Contact US

Log In

Come Join Us!

Are you a
Computer / IT professional?
Join Tek-Tips Forums!
  • Talk With Other Members
  • Be Notified Of Responses
    To Your Posts
  • Keyword Search
  • One-Click Access To Your
    Favorite Forums
  • Automated Signatures
    On Your Posts
  • Best Of All, It's Free!

*Tek-Tips's functionality depends on members receiving e-mail. By joining you are opting in to receive e-mail.

Posting Guidelines

Promoting, selling, recruiting, coursework and thesis posting is forbidden.

Students Click Here

Database Design - Relationships

Database Design - Relationships

Database Design - Relationships


I'm designing a database that contains a Homesite table (stores info about a new home) which will have RealitorID, InspectorID, ServiceRepID, etc. as attributes.
These are all foreign keys to a contact person.  I have a table (Contacts) which contains info about a contact (name, phone, etc) and a related table ContactRole table which stores 1 or more roles for the Contact Person (Salesperson, Customer Service, etc).
My question is this:
Should I lump all the contacts into one table and have the Homesite table relate to the Contacts table multiple times (for example: RealitorID, InspectorID, ServiceRepID would all be foreign keys to the Contact table (which has ContactID as the primary key)?  Or should I split the Realitors, Inspectors, etc. into their own tables?

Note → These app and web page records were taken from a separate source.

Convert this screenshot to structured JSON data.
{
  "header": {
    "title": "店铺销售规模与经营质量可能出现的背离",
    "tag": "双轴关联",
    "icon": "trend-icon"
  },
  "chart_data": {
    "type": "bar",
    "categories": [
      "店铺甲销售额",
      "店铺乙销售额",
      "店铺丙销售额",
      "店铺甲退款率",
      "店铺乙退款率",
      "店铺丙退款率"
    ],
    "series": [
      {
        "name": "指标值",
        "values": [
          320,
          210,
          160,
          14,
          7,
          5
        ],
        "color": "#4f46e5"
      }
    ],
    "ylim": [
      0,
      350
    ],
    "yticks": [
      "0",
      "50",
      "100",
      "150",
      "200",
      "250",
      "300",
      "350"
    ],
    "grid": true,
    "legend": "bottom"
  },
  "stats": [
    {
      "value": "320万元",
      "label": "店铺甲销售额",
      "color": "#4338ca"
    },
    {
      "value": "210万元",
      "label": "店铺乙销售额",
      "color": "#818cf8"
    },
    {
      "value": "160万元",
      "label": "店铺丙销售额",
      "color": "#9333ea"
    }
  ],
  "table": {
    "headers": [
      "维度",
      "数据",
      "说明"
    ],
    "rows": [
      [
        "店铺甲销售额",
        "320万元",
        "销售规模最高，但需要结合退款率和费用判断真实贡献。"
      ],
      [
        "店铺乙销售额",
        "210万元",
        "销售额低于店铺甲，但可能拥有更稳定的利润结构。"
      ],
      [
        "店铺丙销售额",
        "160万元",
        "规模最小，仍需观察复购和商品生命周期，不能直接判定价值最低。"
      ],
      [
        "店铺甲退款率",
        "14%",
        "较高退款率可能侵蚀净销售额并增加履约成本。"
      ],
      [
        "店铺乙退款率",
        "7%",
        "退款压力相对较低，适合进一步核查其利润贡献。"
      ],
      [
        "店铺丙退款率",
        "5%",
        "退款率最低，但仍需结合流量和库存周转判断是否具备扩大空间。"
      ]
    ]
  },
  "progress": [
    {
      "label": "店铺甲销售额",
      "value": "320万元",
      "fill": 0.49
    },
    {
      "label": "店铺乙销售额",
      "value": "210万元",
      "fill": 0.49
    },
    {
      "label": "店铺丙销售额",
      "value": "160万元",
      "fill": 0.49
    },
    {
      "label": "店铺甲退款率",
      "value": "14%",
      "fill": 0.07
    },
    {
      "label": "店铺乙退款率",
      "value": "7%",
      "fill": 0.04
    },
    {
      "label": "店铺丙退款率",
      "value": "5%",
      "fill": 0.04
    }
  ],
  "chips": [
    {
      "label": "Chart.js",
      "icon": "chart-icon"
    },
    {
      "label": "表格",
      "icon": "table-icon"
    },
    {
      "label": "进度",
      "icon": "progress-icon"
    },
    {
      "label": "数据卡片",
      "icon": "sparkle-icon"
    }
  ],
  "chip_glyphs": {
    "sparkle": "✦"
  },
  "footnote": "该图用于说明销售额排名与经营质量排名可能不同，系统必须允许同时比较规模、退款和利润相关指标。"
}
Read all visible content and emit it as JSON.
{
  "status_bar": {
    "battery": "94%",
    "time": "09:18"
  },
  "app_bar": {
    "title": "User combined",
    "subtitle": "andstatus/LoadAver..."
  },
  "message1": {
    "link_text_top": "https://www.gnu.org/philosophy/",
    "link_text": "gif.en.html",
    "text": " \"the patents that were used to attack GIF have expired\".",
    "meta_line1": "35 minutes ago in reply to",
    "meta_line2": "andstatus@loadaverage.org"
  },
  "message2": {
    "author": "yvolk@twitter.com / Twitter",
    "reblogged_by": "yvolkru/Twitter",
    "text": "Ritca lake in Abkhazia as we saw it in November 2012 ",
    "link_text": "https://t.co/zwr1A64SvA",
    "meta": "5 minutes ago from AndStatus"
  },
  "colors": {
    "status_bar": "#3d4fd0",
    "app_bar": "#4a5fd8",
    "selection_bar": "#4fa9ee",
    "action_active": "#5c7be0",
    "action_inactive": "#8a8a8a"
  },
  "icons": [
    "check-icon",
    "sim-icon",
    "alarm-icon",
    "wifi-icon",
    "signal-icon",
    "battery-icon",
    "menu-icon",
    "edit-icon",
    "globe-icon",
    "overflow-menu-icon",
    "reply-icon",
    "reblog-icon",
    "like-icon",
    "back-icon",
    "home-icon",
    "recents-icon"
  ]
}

I realize I would have to join the Contacts table multiple times in queries to pull all the info for the Homesites table ... would this cause major issues??

If anyone can give me suggestions on the best approach (those listed above, or a better way) I would GREATLY appreciate it!

Thanks in advance!

RE: Database Design - Relationships

I would store them in different tables. Reasons:

Readability, if another person have to maintain or modify the database it is easier to get the whole picture of the database structure.

Coding, with different funcionalities in the same table, you must instruct your application to do special processing if you need only a list of inspectors.

Scalability, if you need to upscale or transport to another database it is easier

S. van Els

RE: Database Design - Relationships

svanels, thanks for the reply!

I agree with each of the reasons you've listed.  So if you have a chance I would like your opinion on this design (let me know if this is what you had in mind):

A Person table (super-class) with all the attributes relating to an abstact person (name, phone, etc.), and a table for each of the various roles (Inspectors, etc sub-classes that contain the attributes relevant to that particular role) with a foreign key to Person.

My goal is to manage all contacts from the same interface.  I suppose once a contact person is selected I could query each of the sub-class tables for the ContactID and fill a combo or list box with the roles the person has, and then fill a grid with the attributes for that role once it has been selected from the combo box.  Or I could require selection of a role first, then select a contact, etc.

I should really take the ER model and "turn the crank" to convert it to a relational schema, but I'm working with an existing DB and I'm trying to balance a good design against going back and reworking existing interfaces.  I know the "official" answer is start with a good design at all costs, but of course in the real world you have to deal with time and cost constraints.

Once again, thanks for your help!

RE: Database Design - Relationships

I do exactly that..  upwards of 10k contacts(persons) in a contacts table(your generic person table) with foreign keys to the associated companies. It's a bit more complicated than that because the companies are members of company type tables. Maybe 7k+ companies.

John Howley

Red Flag This Post

Please let us know here why this post is inappropriate. Reasons such as off-topic, duplicates, flames, illegal, vulgar, or students posting their homework.

Red Flag Submitted

Thank you for helping keep Tek-Tips Forums free from inappropriate posts.
The Tek-Tips staff will check this out and take appropriate action.

Reply To This Thread

Posting in the Tek-Tips forums is a member-only feature.

Click Here to join Tek-Tips and talk with other members! Already a Member? Login

Close Box

Join Tek-Tips® Today!

Join your peers on the Internet's largest technical computer professional community.
It's easy to join and it's free.

Here's Why Members Love Tek-Tips Forums:

Register now while it's still free!

Already a member? Close this window and log in.

Join Us             Close